I have always been concerned about the concept of seller’s remorse.  I experienced it first-hand early in my career when one sale did not close solely because the owner feared what life would be like after the deal.  There were no gating factors and the purchase price was more than acceptable but the entrepreneur had not really thought through what it would be like not having a business to run.  He realized all of the stressful daily events he longed to get away from were also exciting and, in a way, brought purpose to his life.  Being respected by peers and looked up to by employees also created a great deal of emotional satisfaction.  He simply had not come to grips with this potential life changing event.

In reading about the contents of a transaction advisors’ seminar a couple of years ago, I saw the phrase “emotional due diligence.”  The seminar premise was to advise transaction professionals to delve deeply into the reasons behind the planned sale and in addition to economic due diligence, it suggested they perform emotional due diligence on sellers.  So, for those contemplating the sale of the business where there is no burning platform, I offer the following advice:

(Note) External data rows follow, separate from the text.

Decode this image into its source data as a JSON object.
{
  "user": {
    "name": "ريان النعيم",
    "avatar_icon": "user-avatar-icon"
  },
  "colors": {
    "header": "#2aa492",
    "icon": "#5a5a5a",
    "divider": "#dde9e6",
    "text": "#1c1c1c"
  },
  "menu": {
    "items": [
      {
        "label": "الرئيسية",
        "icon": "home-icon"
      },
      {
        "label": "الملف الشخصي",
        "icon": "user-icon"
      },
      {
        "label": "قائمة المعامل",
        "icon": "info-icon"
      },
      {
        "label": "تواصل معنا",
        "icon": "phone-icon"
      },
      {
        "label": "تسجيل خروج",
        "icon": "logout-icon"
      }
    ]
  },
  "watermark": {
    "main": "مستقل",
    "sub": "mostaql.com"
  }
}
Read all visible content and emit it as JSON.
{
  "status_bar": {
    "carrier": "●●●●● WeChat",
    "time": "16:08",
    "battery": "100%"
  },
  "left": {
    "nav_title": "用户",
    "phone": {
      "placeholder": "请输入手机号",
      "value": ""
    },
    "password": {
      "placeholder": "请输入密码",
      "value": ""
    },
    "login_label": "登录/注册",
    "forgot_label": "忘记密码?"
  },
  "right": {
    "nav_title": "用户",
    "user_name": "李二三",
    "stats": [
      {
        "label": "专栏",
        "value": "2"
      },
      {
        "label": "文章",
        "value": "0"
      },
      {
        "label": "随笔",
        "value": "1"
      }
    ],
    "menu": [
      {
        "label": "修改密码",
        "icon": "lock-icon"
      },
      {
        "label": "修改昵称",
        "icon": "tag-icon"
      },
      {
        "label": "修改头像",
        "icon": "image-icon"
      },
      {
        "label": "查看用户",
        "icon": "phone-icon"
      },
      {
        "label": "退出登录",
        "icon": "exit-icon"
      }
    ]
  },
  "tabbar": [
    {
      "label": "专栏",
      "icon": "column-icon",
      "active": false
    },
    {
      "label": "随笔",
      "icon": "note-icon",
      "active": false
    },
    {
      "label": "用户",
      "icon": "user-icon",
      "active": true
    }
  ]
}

  1. Start thinking about it today (yes, then is now.)  Consider what life will be like not going to the office early every morning or staying late at night.  Determine if you can live in a world without your “baby”
  2. Revisit any decision to sell.  How do you feel today about that decision you made a month or two ago?  Do you still feel good about it?
  3. Talk to a close friend like your spouse.  Are they convinced that you are ready to sell?
  4. Keep your expectations in check.  Shooting for too high a price or believing that you can sell your business and still stay in control are really non starters.
  5. Don’t do it yourself.  Selling your business is not like selling your product and much like you probably wouldn’t sell your house on your own, the right advisor and team are paramount to execution.

Keep in mind that the decision to sell will involve time, money and substantial distraction from your business.  So, try not to get started in this process if you do not think you are ready.